> _WORK TASK_: Go through the data below and work out how many lines contain "JSON"; the answer is the number alone.

> _RECORDS FOR THIS TASK_:
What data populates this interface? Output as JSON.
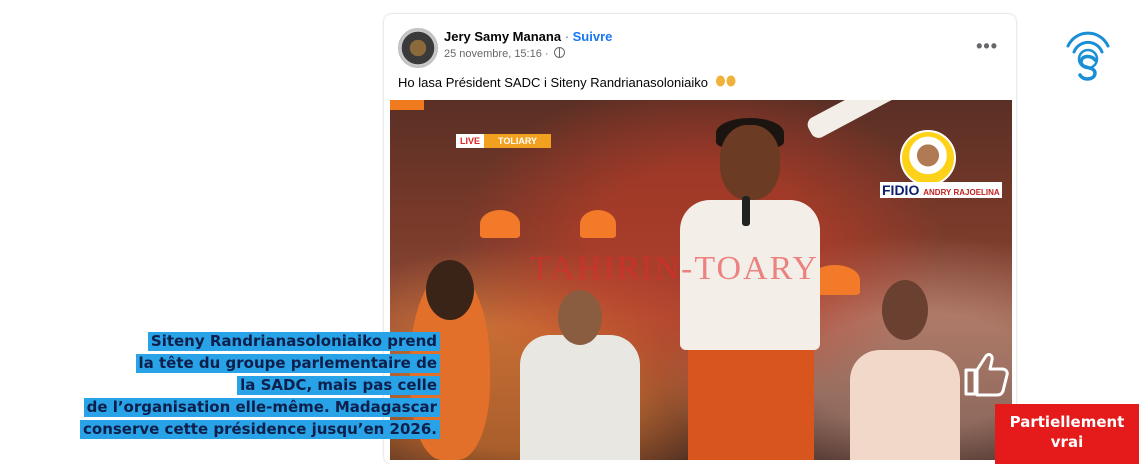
{
  "post": {
    "author": "Jery Samy Manana",
    "separator": " · ",
    "follow_label": "Suivre",
    "timestamp": "25 novembre, 15:16 ·",
    "text": "Ho lasa Président SADC i Siteny Randrianasoloniaiko",
    "more_icon": "more-dots-icon"
  },
  "video": {
    "live_tag": "LIVE",
    "live_location": "TOLIARY",
    "watermark": "TAHIRIN-TOARY",
    "logo_text": "FIDIO",
    "logo_sub": "ANDRY RAJOELINA"
  },
  "caption": {
    "lines": [
      "Siteny Randrianasoloniaiko prend",
      "la tête du groupe parlementaire de",
      "la SADC, mais pas celle",
      "de l’organisation elle-même. Madagascar",
      "conserve cette présidence jusqu’en 2026."
    ]
  },
  "verdict": {
    "line1": "Partiellement",
    "line2": "vrai",
    "color": "#e51b1b"
  },
  "colors": {
    "accent": "#1877f2",
    "caption_bg": "#29a3e8",
    "caption_text": "#0d1f4a",
    "brand": "#1a8fd6"
  }
}
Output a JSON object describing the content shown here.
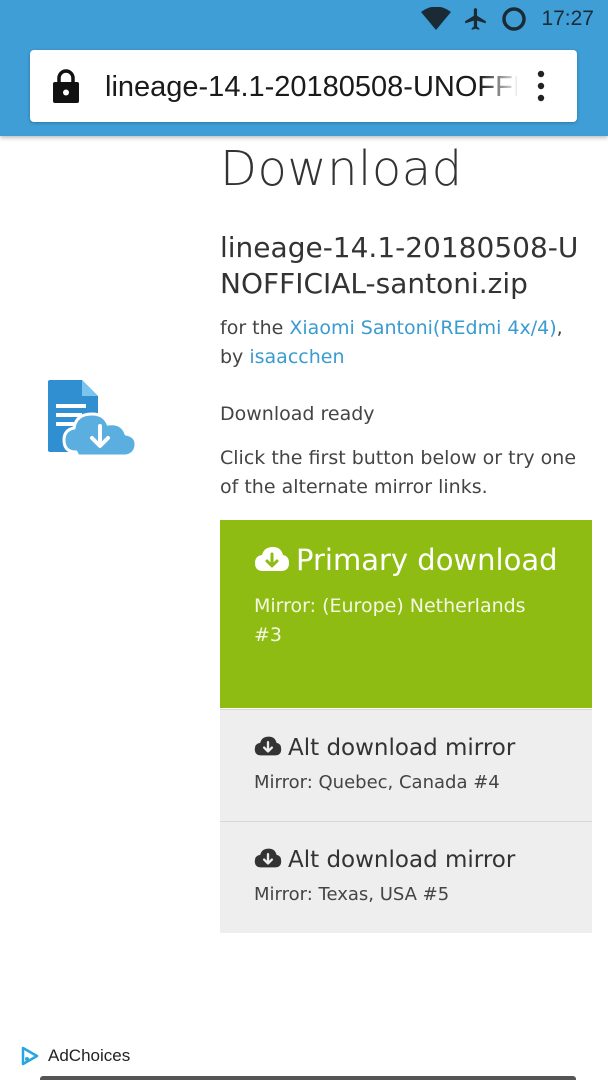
{
  "status_bar": {
    "time": "17:27"
  },
  "browser": {
    "url": "lineage-14.1-20180508-UNOFFICIAL-santoni.zip"
  },
  "page": {
    "title": "Download",
    "file_name": "lineage-14.1-20180508-UNOFFICIAL-santoni.zip",
    "for_prefix": "for the ",
    "device_link": "Xiaomi Santoni(REdmi 4x/4)",
    "by_text": ", by ",
    "author_link": "isaacchen",
    "ready": "Download ready",
    "instructions": "Click the first button below or try one of the alternate mirror links."
  },
  "downloads": {
    "primary": {
      "label": "Primary download",
      "mirror": "Mirror: (Europe) Netherlands #3"
    },
    "alt": [
      {
        "label": "Alt download mirror",
        "mirror": "Mirror: Quebec, Canada #4"
      },
      {
        "label": "Alt download mirror",
        "mirror": "Mirror: Texas, USA #5"
      }
    ]
  },
  "ads": {
    "label": "AdChoices"
  },
  "colors": {
    "chrome": "#3f9ed6",
    "primary_button": "#8fbc12",
    "alt_button": "#eeeeee",
    "link": "#3a9bd0"
  },
  "icons": [
    "wifi-icon",
    "airplane-icon",
    "do-not-disturb-icon",
    "lock-icon",
    "overflow-menu-icon",
    "file-download-icon",
    "cloud-download-icon",
    "adchoices-icon"
  ]
}
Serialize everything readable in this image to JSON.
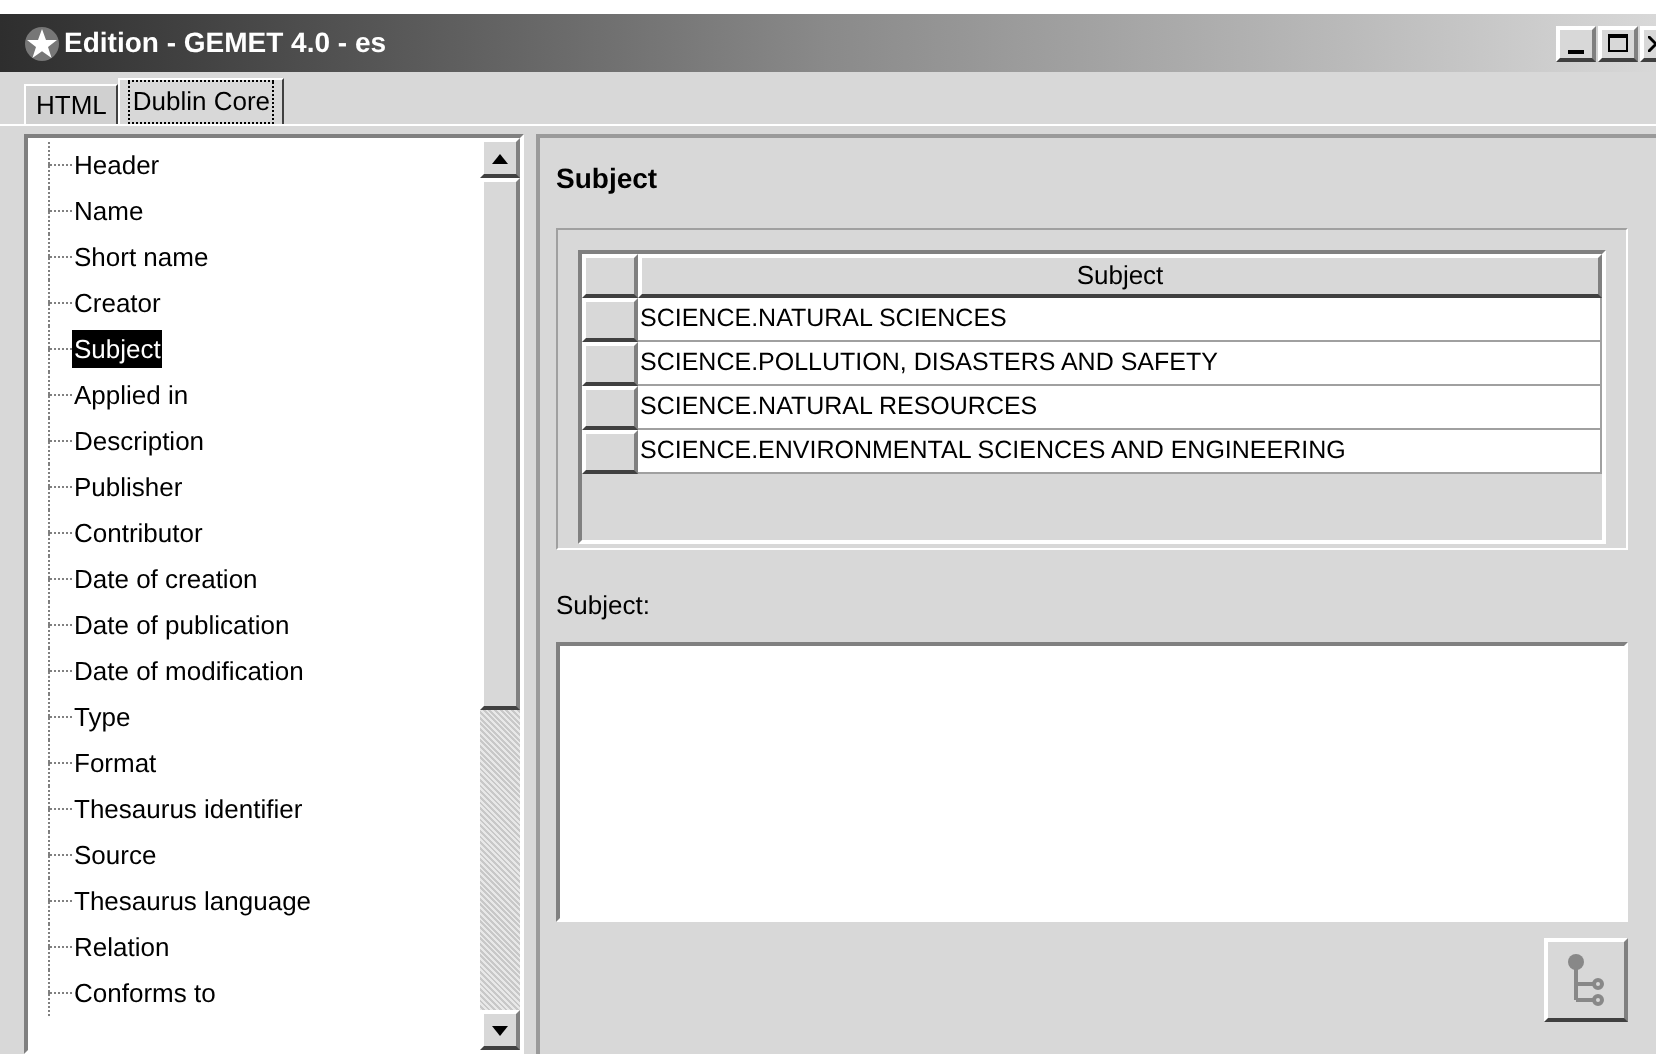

> _TASK RESULT_: 3